EXTRACTED MATERIAL:
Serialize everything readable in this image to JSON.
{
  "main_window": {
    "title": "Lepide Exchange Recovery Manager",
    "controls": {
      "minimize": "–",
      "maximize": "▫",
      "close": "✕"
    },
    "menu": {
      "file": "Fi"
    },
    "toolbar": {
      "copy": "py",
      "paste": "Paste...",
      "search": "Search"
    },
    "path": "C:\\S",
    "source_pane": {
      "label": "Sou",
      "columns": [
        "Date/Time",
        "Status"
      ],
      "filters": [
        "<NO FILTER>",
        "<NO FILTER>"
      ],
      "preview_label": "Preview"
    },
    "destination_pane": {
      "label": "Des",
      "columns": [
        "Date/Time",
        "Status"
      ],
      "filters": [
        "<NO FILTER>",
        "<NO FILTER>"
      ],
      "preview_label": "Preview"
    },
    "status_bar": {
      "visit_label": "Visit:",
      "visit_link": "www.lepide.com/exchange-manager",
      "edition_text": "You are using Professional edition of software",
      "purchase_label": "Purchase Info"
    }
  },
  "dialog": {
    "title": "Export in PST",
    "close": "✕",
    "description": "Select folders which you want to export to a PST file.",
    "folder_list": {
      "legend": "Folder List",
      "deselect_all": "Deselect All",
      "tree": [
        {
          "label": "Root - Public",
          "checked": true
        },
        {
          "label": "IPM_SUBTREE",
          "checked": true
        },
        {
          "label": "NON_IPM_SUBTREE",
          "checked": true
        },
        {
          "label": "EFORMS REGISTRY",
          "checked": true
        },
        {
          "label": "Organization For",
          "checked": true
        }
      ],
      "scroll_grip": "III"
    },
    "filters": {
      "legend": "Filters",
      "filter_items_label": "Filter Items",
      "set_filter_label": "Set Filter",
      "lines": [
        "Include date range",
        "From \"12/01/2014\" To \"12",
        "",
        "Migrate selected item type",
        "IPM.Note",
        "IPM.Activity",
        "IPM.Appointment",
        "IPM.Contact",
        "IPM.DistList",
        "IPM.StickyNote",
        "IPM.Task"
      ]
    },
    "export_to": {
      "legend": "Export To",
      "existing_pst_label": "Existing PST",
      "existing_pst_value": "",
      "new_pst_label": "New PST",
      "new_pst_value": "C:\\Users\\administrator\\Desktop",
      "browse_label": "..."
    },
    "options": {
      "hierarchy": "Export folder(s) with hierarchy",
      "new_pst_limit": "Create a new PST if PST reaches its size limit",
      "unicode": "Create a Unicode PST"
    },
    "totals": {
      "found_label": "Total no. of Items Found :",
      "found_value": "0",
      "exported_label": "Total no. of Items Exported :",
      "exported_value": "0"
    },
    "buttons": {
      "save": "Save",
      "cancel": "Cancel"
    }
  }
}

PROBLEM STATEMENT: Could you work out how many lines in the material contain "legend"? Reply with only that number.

RESULT: 3